  3. R. Jacob, R. Jyothirmayi, A. Kumar, M. K. Nair, and B. Rajan, “Case report: spinal metastasis from carcinoma of the penis,” British Journal of Radiology, vol. 68, no. 816, pp. 1367–1368, 1995. View at Publisher · View at Google Scholar · View at Scopus
  4. A. López-Sastre Nuǹez, D. Menéndez Díaz, F. García, and L. A. Pérez Millán, “Epidermoid carcinoma of the penis with vertebral metastasis treated with decompression and anterior fixation,” Archivos Espanoles de Urologia, vol. 53, no. 7, pp. 652–654, 2000. View at Google Scholar · View at Scopus
  5. R. I. Gun'ko and S. D. Fomin, “Metastasis of penile cancer to the ischial bone,” Meditsinskaia Radiologiia, vol. 34, article 75, 1989. View at Google Scholar · View at Scopus
  6. A. Chaux, V. Reuter, C. Lezcano, E. Velazquez, R. Codas, and A. L. Cubilla, “Autopsy findings in 14 patients with penile squamous cell carcinoma,” International Journal of Surgical Pathology, vol. 19, no. 2, pp. 164–169, 2011. View at Publisher · View at Google Scholar · View at Scopus
  7. C. C. K. Ho, J. Nazri, M. Z. Zulkifli, S. Sritharan, and A. R. Hayati, “Metastatic penile cancer presenting as hypercalcemia and pathological fracture of the humerus: a rare event,” Medical Journal of Malaysia, vol. 61, no. 4, pp. 503–505, 2006. View at Google Scholar · View at Scopus
  8. R. Ayyathurai, D. B. Webb, S. Rowland, T. P. Stephenson, and A. J. Thomas, “Humoral hypercalcemia of penile carcinoma,” Urology, vol. 69, no. 1, pp. 184.e9–184.e10, 2007. View at Publisher · View at Google Scholar · View at Scopus

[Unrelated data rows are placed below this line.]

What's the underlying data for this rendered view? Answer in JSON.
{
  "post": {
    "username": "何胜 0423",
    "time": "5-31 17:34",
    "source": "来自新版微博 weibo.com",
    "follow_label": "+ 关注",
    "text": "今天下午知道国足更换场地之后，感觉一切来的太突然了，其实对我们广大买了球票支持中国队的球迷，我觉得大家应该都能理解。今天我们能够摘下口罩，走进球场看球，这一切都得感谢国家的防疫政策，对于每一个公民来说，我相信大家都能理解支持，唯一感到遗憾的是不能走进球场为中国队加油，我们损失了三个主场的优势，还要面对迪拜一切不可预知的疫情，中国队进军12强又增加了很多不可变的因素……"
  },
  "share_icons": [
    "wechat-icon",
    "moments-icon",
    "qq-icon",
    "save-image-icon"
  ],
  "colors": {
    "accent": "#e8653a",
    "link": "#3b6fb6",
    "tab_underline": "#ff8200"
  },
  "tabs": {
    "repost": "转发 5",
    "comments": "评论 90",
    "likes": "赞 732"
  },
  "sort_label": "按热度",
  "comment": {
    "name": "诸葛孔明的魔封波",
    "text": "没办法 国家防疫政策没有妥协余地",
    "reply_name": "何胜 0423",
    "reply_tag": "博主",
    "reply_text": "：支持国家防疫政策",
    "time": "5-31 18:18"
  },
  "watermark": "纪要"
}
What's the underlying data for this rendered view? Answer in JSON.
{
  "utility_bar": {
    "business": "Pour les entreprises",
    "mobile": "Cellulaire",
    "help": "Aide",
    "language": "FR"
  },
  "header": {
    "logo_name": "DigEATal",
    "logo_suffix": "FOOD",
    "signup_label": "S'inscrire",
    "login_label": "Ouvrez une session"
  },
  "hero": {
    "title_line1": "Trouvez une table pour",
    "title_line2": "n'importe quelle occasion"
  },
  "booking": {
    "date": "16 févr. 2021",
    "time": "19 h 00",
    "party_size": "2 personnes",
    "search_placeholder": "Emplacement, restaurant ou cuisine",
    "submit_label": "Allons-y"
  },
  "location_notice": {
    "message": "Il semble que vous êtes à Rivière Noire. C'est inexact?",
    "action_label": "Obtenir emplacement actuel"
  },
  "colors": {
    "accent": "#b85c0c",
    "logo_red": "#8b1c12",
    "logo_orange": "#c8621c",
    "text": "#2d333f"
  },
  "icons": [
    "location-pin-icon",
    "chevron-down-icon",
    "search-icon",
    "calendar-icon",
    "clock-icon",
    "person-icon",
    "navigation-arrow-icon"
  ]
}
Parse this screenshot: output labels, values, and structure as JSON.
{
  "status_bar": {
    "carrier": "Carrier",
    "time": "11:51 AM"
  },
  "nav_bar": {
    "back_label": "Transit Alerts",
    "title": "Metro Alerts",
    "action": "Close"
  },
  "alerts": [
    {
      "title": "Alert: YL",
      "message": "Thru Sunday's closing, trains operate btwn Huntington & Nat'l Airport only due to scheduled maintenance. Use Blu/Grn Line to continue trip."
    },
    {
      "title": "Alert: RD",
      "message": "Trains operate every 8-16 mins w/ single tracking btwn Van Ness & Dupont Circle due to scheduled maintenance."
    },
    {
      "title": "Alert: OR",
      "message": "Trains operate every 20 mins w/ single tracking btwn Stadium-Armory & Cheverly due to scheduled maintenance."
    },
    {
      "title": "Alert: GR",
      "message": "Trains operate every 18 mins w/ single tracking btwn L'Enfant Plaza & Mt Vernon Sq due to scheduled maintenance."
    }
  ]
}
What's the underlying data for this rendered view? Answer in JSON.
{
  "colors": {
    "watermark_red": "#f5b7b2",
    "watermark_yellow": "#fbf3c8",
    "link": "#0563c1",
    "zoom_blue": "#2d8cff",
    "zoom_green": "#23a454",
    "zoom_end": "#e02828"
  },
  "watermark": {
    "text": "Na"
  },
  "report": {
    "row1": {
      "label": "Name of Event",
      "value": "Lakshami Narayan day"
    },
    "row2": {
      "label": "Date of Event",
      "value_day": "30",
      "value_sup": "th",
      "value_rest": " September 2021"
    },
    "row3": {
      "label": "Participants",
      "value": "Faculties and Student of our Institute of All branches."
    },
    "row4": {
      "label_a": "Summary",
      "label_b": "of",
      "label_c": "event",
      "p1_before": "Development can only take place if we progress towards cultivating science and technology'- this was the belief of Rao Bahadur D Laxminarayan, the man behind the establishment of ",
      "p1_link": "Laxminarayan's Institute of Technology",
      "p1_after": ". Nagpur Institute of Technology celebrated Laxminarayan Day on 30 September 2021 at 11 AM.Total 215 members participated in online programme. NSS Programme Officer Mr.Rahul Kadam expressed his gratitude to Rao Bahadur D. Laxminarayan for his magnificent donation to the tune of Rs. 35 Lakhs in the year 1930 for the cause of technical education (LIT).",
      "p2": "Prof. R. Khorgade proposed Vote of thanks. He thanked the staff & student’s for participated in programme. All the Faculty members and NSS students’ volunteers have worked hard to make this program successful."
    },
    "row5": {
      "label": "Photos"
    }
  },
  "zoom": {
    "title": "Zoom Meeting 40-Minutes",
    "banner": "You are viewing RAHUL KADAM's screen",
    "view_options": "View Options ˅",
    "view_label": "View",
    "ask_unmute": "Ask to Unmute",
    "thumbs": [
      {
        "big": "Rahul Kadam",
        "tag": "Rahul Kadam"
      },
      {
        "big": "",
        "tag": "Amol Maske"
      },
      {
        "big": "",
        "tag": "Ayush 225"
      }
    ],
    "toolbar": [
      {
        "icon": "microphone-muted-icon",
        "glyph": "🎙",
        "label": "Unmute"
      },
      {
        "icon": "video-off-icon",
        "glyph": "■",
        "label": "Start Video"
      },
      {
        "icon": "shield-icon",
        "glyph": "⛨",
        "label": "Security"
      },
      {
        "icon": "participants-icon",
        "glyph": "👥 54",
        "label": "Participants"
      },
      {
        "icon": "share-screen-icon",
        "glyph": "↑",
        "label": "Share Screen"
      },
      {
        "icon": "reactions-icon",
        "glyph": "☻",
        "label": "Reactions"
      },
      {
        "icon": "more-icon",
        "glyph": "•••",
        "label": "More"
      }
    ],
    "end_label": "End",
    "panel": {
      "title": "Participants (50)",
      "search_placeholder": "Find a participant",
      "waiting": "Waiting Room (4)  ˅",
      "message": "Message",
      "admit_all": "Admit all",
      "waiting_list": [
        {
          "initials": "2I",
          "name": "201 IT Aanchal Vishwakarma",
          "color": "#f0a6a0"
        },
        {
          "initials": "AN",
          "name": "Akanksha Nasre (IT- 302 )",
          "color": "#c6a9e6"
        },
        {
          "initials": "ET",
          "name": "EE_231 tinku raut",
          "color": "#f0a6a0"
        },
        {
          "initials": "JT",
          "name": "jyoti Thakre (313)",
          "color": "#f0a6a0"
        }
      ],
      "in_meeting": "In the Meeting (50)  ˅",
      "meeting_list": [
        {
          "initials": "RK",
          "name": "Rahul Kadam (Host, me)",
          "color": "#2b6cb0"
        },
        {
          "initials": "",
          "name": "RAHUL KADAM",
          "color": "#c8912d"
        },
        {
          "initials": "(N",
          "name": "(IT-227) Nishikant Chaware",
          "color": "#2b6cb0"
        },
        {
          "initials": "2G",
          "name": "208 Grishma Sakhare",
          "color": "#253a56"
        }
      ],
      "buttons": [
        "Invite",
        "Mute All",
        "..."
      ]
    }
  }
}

  9. R. Wedin and H. C. F. Bauer, “Surgical treatment of skeletal metastatic lesions of the proximal femur: endoprosthesis or reconstruction nail?” The Journal of Bone & Joint Surgery—British Volume, vol. 87, no. 12, pp. 1653–1657, 2005. View at Publisher · View at Google Scholar · View at Scopus